Data records for software interfaces =
.....
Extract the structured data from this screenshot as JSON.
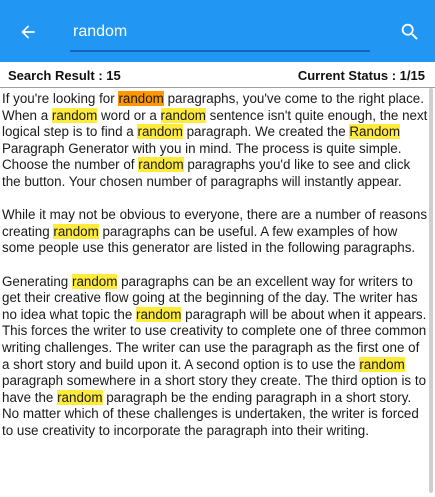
{
  "appbar": {
    "search_value": "random",
    "back_icon": "arrow-left-icon",
    "search_icon": "search-icon",
    "bg_color": "#2196f3"
  },
  "status": {
    "result_label": "Search Result : 15",
    "current_label": "Current Status : 1/15"
  },
  "highlight": {
    "match_color": "#ffeb3b",
    "current_color": "#ff9800"
  },
  "paragraphs": [
    [
      {
        "t": "If you're looking for "
      },
      {
        "t": "random",
        "h": "current"
      },
      {
        "t": " paragraphs, you've come to the right place. When a "
      },
      {
        "t": "random",
        "h": "match"
      },
      {
        "t": " word or a "
      },
      {
        "t": "random",
        "h": "match"
      },
      {
        "t": " sentence isn't quite enough, the next logical step is to find a "
      },
      {
        "t": "random",
        "h": "match"
      },
      {
        "t": " paragraph. We created the "
      },
      {
        "t": "Random",
        "h": "match"
      },
      {
        "t": " Paragraph Generator with you in mind. The process is quite simple. Choose the number of "
      },
      {
        "t": "random",
        "h": "match"
      },
      {
        "t": " paragraphs you'd like to see and click the button. Your chosen number of paragraphs will instantly appear."
      }
    ],
    [
      {
        "t": "While it may not be obvious to everyone, there are a number of reasons creating "
      },
      {
        "t": "random",
        "h": "match"
      },
      {
        "t": " paragraphs can be useful. A few examples of how some people use this generator are listed in the following paragraphs."
      }
    ],
    [
      {
        "t": "Generating "
      },
      {
        "t": "random",
        "h": "match"
      },
      {
        "t": " paragraphs can be an excellent way for writers to get their creative flow going at the beginning of the day. The writer has no idea what topic the "
      },
      {
        "t": "random",
        "h": "match"
      },
      {
        "t": " paragraph will be about when it appears. This forces the writer to use creativity to complete one of three common writing challenges. The writer can use the paragraph as the first one of a short story and build upon it. A second option is to use the "
      },
      {
        "t": "random",
        "h": "match"
      },
      {
        "t": " paragraph somewhere in a short story they create. The third option is to have the "
      },
      {
        "t": "random",
        "h": "match"
      },
      {
        "t": " paragraph be the ending paragraph in a short story. No matter which of these challenges is undertaken, the writer is forced to use creativity to incorporate the paragraph into their writing."
      }
    ]
  ]
}
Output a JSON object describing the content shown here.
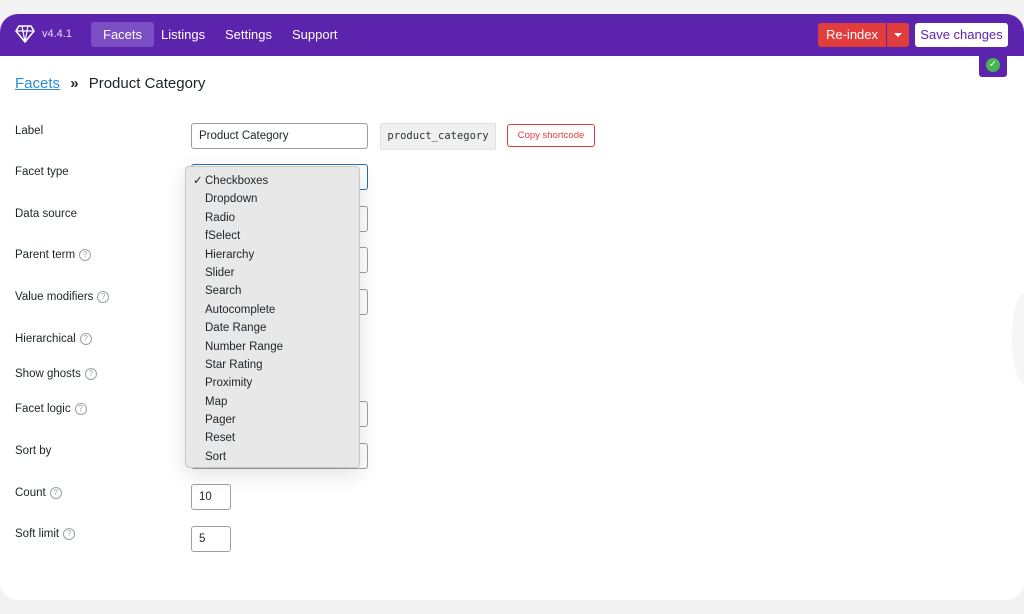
{
  "app": {
    "version": "v4.4.1"
  },
  "nav": [
    {
      "label": "Facets",
      "active": true
    },
    {
      "label": "Listings",
      "active": false
    },
    {
      "label": "Settings",
      "active": false
    },
    {
      "label": "Support",
      "active": false
    }
  ],
  "toolbar": {
    "reindex_label": "Re-index",
    "save_label": "Save changes"
  },
  "breadcrumb": {
    "parent": "Facets",
    "separator": "»",
    "current": "Product Category"
  },
  "form": {
    "label": {
      "label": "Label",
      "value": "Product Category"
    },
    "facet_name": "product_category",
    "copy_shortcode_label": "Copy shortcode",
    "facet_type": {
      "label": "Facet type"
    },
    "data_source": {
      "label": "Data source"
    },
    "parent_term": {
      "label": "Parent term"
    },
    "value_modifiers": {
      "label": "Value modifiers"
    },
    "hierarchical": {
      "label": "Hierarchical"
    },
    "show_ghosts": {
      "label": "Show ghosts"
    },
    "facet_logic": {
      "label": "Facet logic"
    },
    "sort_by": {
      "label": "Sort by"
    },
    "count": {
      "label": "Count",
      "value": "10"
    },
    "soft_limit": {
      "label": "Soft limit",
      "value": "5"
    }
  },
  "help_glyph": "?",
  "dropdown": {
    "selected_index": 0,
    "check_glyph": "✓",
    "options": [
      "Checkboxes",
      "Dropdown",
      "Radio",
      "fSelect",
      "Hierarchy",
      "Slider",
      "Search",
      "Autocomplete",
      "Date Range",
      "Number Range",
      "Star Rating",
      "Proximity",
      "Map",
      "Pager",
      "Reset",
      "Sort"
    ]
  },
  "colors": {
    "brand": "#5c23ad",
    "active_tab": "#7c4ec3",
    "danger": "#e23d3d",
    "link": "#2a8bdc",
    "success": "#46b450"
  }
}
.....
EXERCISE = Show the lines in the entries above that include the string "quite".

EXERCISE ANSWER =
        "t": " sentence isn't quite enough, the next logical step is to find a "
        "t": " Paragraph Generator with you in mind. The process is quite simple. Choose the number of "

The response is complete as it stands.